# ABOUT THIS EXERCISE
Using the entries that follow, report how many lines contain the word "style". Only the number is wanted.

+---+

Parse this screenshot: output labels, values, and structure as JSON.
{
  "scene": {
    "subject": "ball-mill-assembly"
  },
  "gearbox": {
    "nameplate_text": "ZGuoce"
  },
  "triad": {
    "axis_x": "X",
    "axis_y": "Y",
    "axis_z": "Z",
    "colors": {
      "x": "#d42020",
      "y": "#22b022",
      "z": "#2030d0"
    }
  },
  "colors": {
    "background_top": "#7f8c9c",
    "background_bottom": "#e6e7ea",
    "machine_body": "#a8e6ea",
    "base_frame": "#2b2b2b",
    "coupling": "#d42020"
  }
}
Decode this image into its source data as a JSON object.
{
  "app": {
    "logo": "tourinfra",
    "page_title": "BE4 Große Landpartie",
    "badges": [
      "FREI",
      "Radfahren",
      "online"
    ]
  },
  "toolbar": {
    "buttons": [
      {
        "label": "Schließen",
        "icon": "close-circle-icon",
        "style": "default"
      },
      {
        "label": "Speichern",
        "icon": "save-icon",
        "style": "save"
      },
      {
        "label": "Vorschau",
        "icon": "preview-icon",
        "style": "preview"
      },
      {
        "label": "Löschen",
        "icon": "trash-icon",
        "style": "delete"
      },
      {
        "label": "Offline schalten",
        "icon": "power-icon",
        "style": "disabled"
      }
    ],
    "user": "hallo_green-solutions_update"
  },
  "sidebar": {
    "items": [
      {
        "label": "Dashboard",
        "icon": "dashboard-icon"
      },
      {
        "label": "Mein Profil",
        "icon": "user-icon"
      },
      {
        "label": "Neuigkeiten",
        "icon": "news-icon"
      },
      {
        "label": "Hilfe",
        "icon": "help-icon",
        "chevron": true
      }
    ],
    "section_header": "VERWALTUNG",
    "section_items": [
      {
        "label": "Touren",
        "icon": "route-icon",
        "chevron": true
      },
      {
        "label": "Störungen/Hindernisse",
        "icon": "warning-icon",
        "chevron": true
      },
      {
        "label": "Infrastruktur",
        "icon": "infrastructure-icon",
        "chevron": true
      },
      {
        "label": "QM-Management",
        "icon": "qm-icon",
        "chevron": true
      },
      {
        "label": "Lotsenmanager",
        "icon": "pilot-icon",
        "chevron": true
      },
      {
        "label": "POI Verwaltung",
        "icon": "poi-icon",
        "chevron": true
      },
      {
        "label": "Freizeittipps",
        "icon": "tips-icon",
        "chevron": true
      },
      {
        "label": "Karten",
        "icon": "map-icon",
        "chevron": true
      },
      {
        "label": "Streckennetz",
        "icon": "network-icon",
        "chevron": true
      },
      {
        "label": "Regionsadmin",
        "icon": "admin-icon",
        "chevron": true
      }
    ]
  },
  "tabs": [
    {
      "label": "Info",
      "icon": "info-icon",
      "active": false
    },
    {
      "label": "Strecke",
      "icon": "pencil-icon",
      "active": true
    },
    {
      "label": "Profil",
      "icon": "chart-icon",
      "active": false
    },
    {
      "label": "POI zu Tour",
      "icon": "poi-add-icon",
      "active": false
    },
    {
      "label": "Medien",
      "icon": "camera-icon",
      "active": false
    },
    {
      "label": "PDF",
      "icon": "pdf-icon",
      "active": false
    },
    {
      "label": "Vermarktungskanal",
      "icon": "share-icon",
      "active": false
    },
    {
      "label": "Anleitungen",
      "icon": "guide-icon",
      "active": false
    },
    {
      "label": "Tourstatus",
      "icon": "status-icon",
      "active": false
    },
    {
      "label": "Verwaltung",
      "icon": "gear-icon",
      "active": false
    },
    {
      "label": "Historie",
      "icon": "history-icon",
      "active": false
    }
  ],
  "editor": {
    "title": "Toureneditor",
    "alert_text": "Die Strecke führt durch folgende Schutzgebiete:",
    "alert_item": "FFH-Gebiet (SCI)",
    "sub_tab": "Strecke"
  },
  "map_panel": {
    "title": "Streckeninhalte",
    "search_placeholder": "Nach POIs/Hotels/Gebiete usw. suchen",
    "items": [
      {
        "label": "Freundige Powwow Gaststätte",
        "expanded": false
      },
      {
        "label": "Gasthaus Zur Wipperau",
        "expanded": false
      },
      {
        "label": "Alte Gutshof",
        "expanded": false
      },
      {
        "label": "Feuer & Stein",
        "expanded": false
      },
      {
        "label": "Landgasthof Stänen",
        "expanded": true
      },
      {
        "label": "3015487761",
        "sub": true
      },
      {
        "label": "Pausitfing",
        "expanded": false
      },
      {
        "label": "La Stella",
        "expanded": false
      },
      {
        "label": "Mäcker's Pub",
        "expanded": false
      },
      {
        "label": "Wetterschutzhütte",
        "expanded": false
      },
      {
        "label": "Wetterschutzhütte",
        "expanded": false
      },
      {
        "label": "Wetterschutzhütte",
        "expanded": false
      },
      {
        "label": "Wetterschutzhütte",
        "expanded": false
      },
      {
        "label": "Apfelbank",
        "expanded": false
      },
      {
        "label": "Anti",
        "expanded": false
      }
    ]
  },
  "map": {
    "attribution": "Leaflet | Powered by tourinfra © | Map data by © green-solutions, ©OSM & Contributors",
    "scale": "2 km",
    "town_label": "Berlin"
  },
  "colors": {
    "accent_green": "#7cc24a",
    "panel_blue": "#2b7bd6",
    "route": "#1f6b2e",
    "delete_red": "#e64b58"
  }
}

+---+

# ANSWER TO THE PROBLEM
5